x
Breaking News
More () »

Savage Truth: Good Deeds Get Punished

Do Americans enjoy putting down positive initiatives?

This is a column of opinion and analysis by 13WMAZ's Pulitzer Prize-winning journalist, Randall Savage.

Clare Booth Luce created the catchphrase, "no good deed goes unpunished."

Luce used the term to underscore the notion that positive actions are often undervalued or greeted with hostilities. Luce was an author, politician, U.S. Ambassador and public conservative speaker.

The catchphrase came to mind recently while reading Facebook postings about the race for the District 141 seat in the Georgia House of Representatives. Four Republicans are seeking the position that opened when state Rep. Allen Peake decided against seeking re-election.

They are Gary Bechtel, real estate; Shane Mobley, healthcare provider; and Todd Kinebrew, financial planner; and Dale Washburn, real estate.

Prior to running for state representative, Bechtel served on the Bibb County Board of Education, Bibb County Commission and the Macon Bibb Commission. But his service on the board of education generated the most critical and untrue comments in the social media chatter.

The Facebook naysayers are trying to link Bechtel to the scandal and alleged criminal activities surrounding former Superintendent Romain Dallemand. They either don't know, haven't bothered to check or don't care about whether the venom they're spewing is true.

It is false.

There are eight members of the Bibb County Board of Education. Bechtel was one of the three board members who voted against hiring Dallemand in the first place. The other two were Lynn Farmer and Susan Sipes.
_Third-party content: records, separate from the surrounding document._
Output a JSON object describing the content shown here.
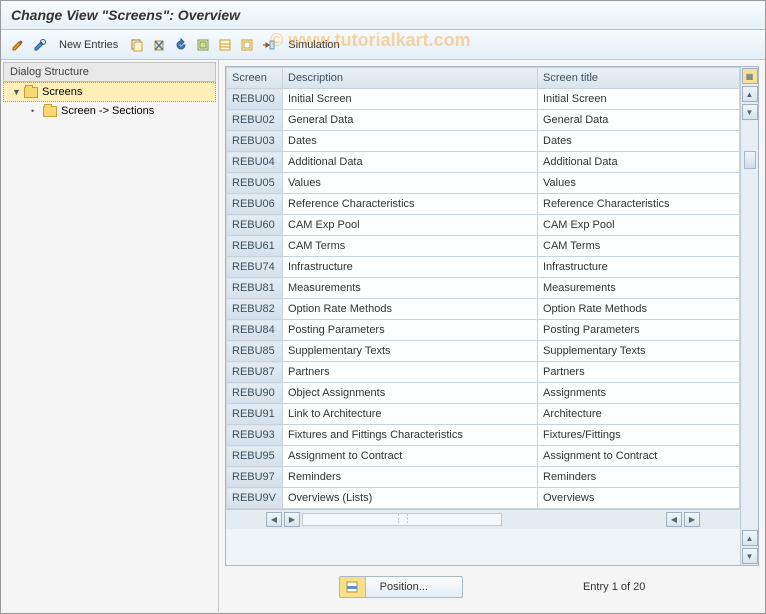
{
  "title": "Change View \"Screens\": Overview",
  "watermark": "© www.tutorialkart.com",
  "toolbar": {
    "new_entries": "New Entries",
    "simulation": "Simulation"
  },
  "tree": {
    "header": "Dialog Structure",
    "root": "Screens",
    "child": "Screen -> Sections"
  },
  "grid": {
    "headers": {
      "screen": "Screen",
      "description": "Description",
      "title": "Screen title"
    },
    "rows": [
      {
        "s": "REBU00",
        "d": "Initial Screen",
        "t": "Initial Screen"
      },
      {
        "s": "REBU02",
        "d": "General Data",
        "t": "General Data"
      },
      {
        "s": "REBU03",
        "d": "Dates",
        "t": "Dates"
      },
      {
        "s": "REBU04",
        "d": "Additional Data",
        "t": "Additional Data"
      },
      {
        "s": "REBU05",
        "d": "Values",
        "t": "Values"
      },
      {
        "s": "REBU06",
        "d": "Reference Characteristics",
        "t": "Reference Characteristics"
      },
      {
        "s": "REBU60",
        "d": "CAM Exp Pool",
        "t": "CAM Exp Pool"
      },
      {
        "s": "REBU61",
        "d": "CAM Terms",
        "t": "CAM Terms"
      },
      {
        "s": "REBU74",
        "d": "Infrastructure",
        "t": "Infrastructure"
      },
      {
        "s": "REBU81",
        "d": "Measurements",
        "t": "Measurements"
      },
      {
        "s": "REBU82",
        "d": "Option Rate Methods",
        "t": "Option Rate Methods"
      },
      {
        "s": "REBU84",
        "d": "Posting Parameters",
        "t": "Posting Parameters"
      },
      {
        "s": "REBU85",
        "d": "Supplementary Texts",
        "t": "Supplementary Texts"
      },
      {
        "s": "REBU87",
        "d": "Partners",
        "t": "Partners"
      },
      {
        "s": "REBU90",
        "d": "Object Assignments",
        "t": "Assignments"
      },
      {
        "s": "REBU91",
        "d": "Link to Architecture",
        "t": "Architecture"
      },
      {
        "s": "REBU93",
        "d": "Fixtures and Fittings Characteristics",
        "t": "Fixtures/Fittings"
      },
      {
        "s": "REBU95",
        "d": "Assignment to Contract",
        "t": "Assignment to Contract"
      },
      {
        "s": "REBU97",
        "d": "Reminders",
        "t": "Reminders"
      },
      {
        "s": "REBU9V",
        "d": "Overviews (Lists)",
        "t": "Overviews"
      }
    ]
  },
  "footer": {
    "position": "Position...",
    "entry_text": "Entry 1 of 20"
  }
}
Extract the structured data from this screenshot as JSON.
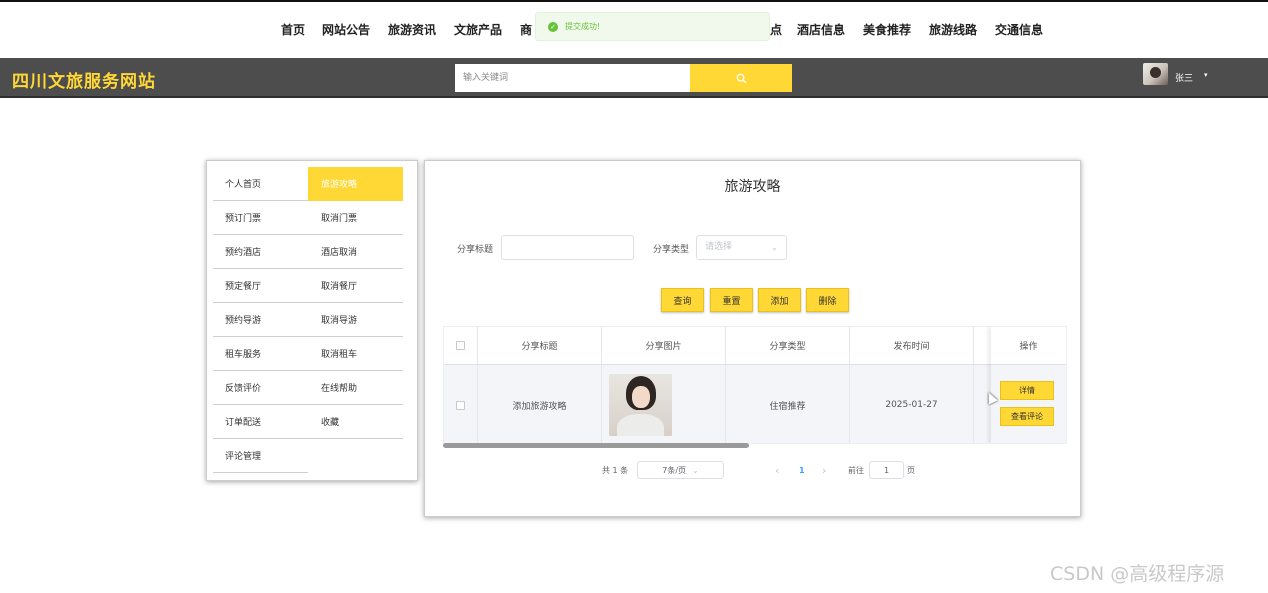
{
  "topnav": {
    "items": [
      "首页",
      "网站公告",
      "旅游资讯",
      "文旅产品",
      "商",
      "点",
      "酒店信息",
      "美食推荐",
      "旅游线路",
      "交通信息"
    ]
  },
  "toast": {
    "text": "提交成功!",
    "icon": "check-circle-icon",
    "color": "#67c23a"
  },
  "header": {
    "site_title": "四川文旅服务网站",
    "search_placeholder": "输入关键词",
    "search_icon": "search-icon",
    "username": "张三",
    "caret": "▾"
  },
  "colors": {
    "accent": "#ffd835",
    "header_bg": "#4d4d4d"
  },
  "sidebar": {
    "left": [
      "个人首页",
      "预订门票",
      "预约酒店",
      "预定餐厅",
      "预约导游",
      "租车服务",
      "反馈评价",
      "订单配送",
      "评论管理"
    ],
    "right": [
      "旅游攻略",
      "取消门票",
      "酒店取消",
      "取消餐厅",
      "取消导游",
      "取消租车",
      "在线帮助",
      "收藏"
    ]
  },
  "main": {
    "title": "旅游攻略",
    "filters": {
      "title_label": "分享标题",
      "type_label": "分享类型",
      "type_placeholder": "请选择"
    },
    "buttons": {
      "query": "查询",
      "reset": "重置",
      "add": "添加",
      "delete": "删除"
    },
    "table": {
      "headers": [
        "分享标题",
        "分享图片",
        "分享类型",
        "发布时间",
        "操作"
      ],
      "rows": [
        {
          "title": "添加旅游攻略",
          "image": "portrait-image",
          "type": "住宿推荐",
          "date": "2025-01-27"
        }
      ],
      "actions": {
        "detail": "详情",
        "comments": "查看评论"
      }
    },
    "pagination": {
      "total": "共 1 条",
      "page_size": "7条/页",
      "prev": "‹",
      "current": "1",
      "next": "›",
      "goto": "前往",
      "goto_value": "1",
      "page_suffix": "页"
    }
  },
  "watermark": "CSDN @高级程序源"
}
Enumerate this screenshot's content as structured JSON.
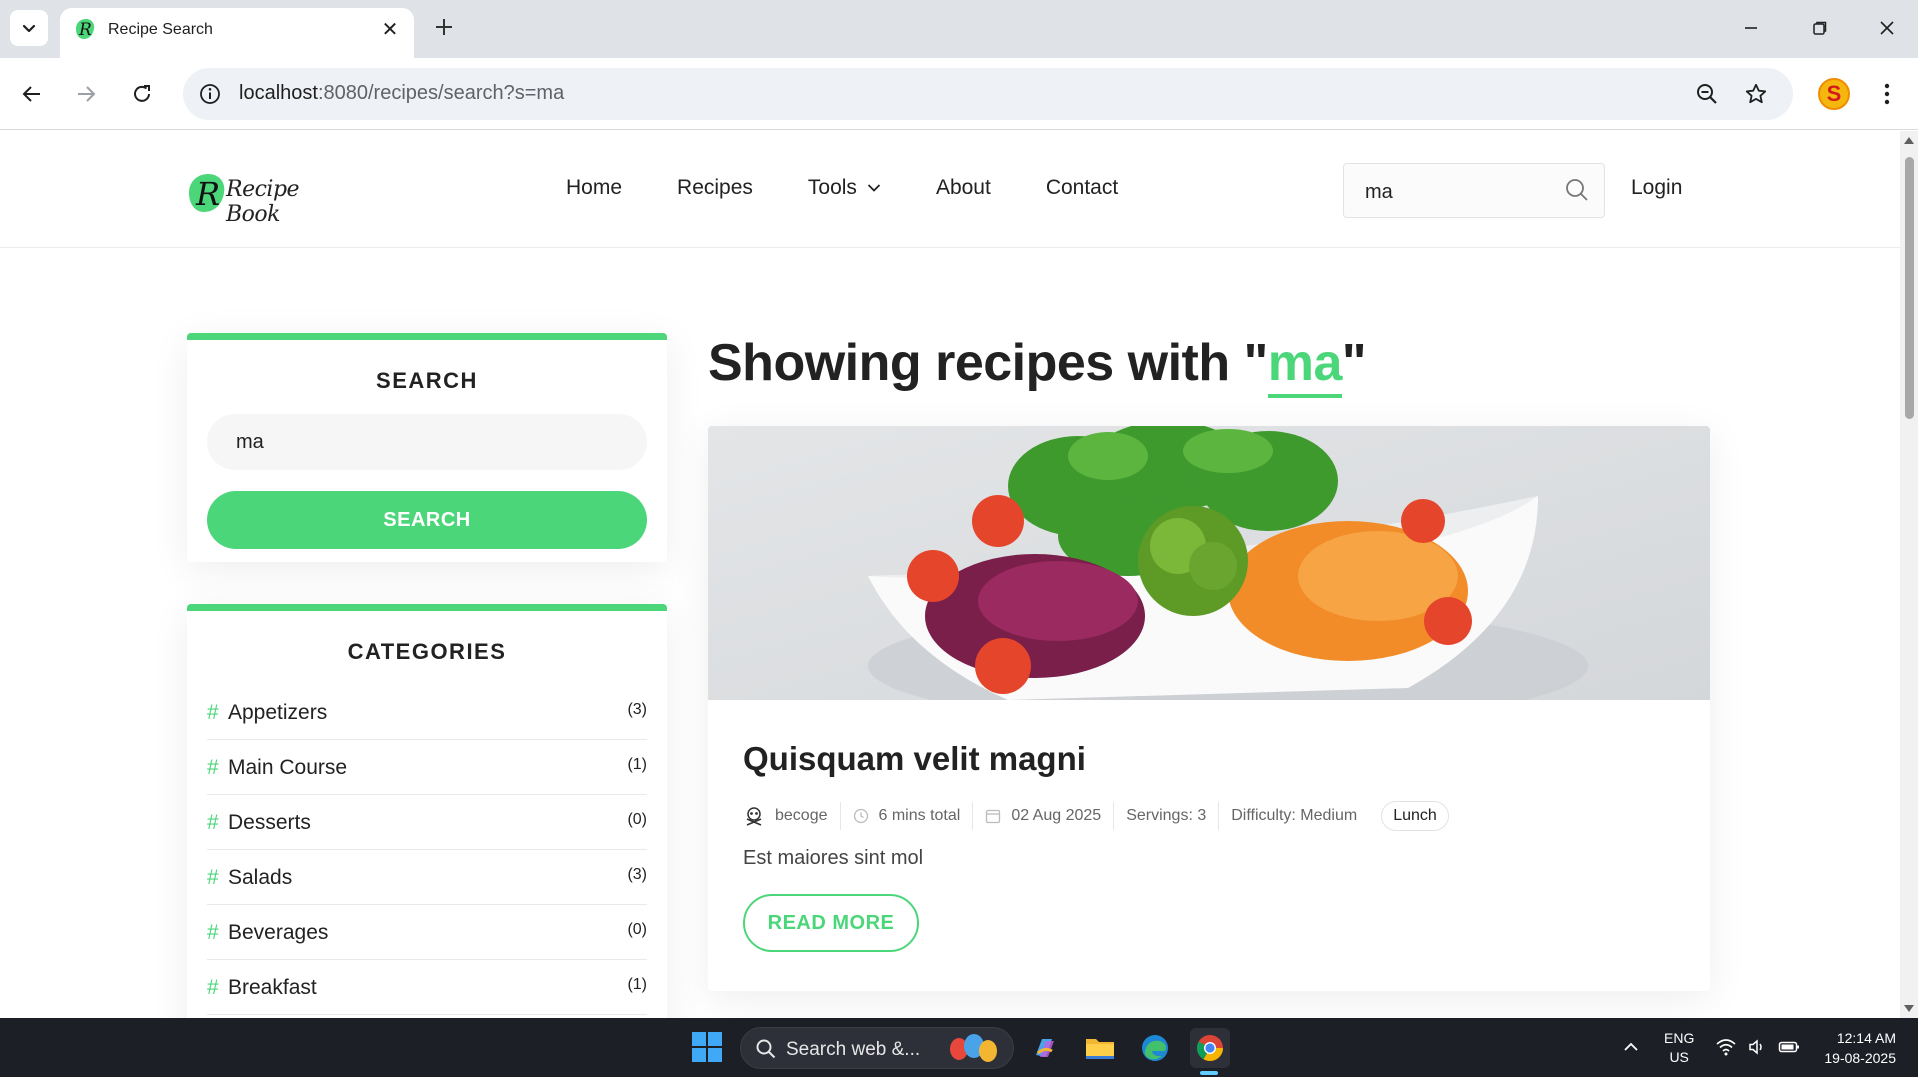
{
  "browser": {
    "tab_title": "Recipe Search",
    "url_host": "localhost",
    "url_rest": ":8080/recipes/search?s=ma",
    "profile_initial": "S"
  },
  "header": {
    "logo_text": "Recipe Book",
    "nav": [
      {
        "label": "Home"
      },
      {
        "label": "Recipes"
      },
      {
        "label": "Tools"
      },
      {
        "label": "About"
      },
      {
        "label": "Contact"
      }
    ],
    "search_value": "ma",
    "login_label": "Login"
  },
  "sidebar": {
    "search_title": "SEARCH",
    "search_value": "ma",
    "search_button": "SEARCH",
    "categories_title": "CATEGORIES",
    "categories": [
      {
        "name": "Appetizers",
        "count": "(3)"
      },
      {
        "name": "Main Course",
        "count": "(1)"
      },
      {
        "name": "Desserts",
        "count": "(0)"
      },
      {
        "name": "Salads",
        "count": "(3)"
      },
      {
        "name": "Beverages",
        "count": "(0)"
      },
      {
        "name": "Breakfast",
        "count": "(1)"
      }
    ]
  },
  "results": {
    "heading_prefix": "Showing recipes with \"",
    "search_term": "ma",
    "heading_suffix": "\""
  },
  "recipe": {
    "title": "Quisquam velit magni",
    "author": "becoge",
    "time": "6 mins total",
    "date": "02 Aug 2025",
    "servings": "Servings: 3",
    "difficulty": "Difficulty: Medium",
    "tag": "Lunch",
    "excerpt": "Est maiores sint mol",
    "read_more": "READ MORE"
  },
  "taskbar": {
    "search_placeholder": "Search web &...",
    "lang_line1": "ENG",
    "lang_line2": "US",
    "time": "12:14 AM",
    "date": "19-08-2025"
  },
  "colors": {
    "accent": "#4cd67a",
    "text": "#222222",
    "taskbar": "#1c1f26"
  }
}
Led by Bechtel, those three also cast the negative votes when Dallemand produced his now defunct Mandarin Chinese proposal. Under that scheme, all Bibb students would be required to learn Mandarin Chinese in order to maker their way through the school system.

Because Bechtel voted against Dallemand's hiring and Mandarin Chinese debacle, Dallemand retaliated by releasing confidential educational records of Bechtel's son. Bechel filed a lawsuit against Dallemand because of that.

Bechtel, Farmer and Sipes also worked together to bring to light the fact that Dallemand slipped through a $7 million payment for computers and software in violation of school procedures and bidding guidelines.

Those software products remain unused in a county warehouse.

Since then, Dallemand and some midstate businessmen have been indicted on federal bribery and fraud charges.

Bechtel isn't mentioned in any of those indictments. But he, along with Farmer and Sipes, should be commended for bringing attention to the alleged wrongdoings and getting the ball rolling toward the federal investigation of Dallemand and some of his local business associates.

If anything, that shows Bechtel despised Dallemand and couldn't get the embattled former superintendent out of Bibb County fast enough. Bechtel would be more likely to toast the federal prosecutors than say a kind word about Dallemand.

Many times tempers flare and untruths fly in the heated political arena. Both of those unfavorable traits have manifested themselves in the District 141 contest.

Eligible voters should support their preferred candidates. But while making those choices, it would be good if voters would leave the bull manure in the barnyard where it belongs. Don't let Luce's five-word catchphrase enter the election.

Paid Advertisement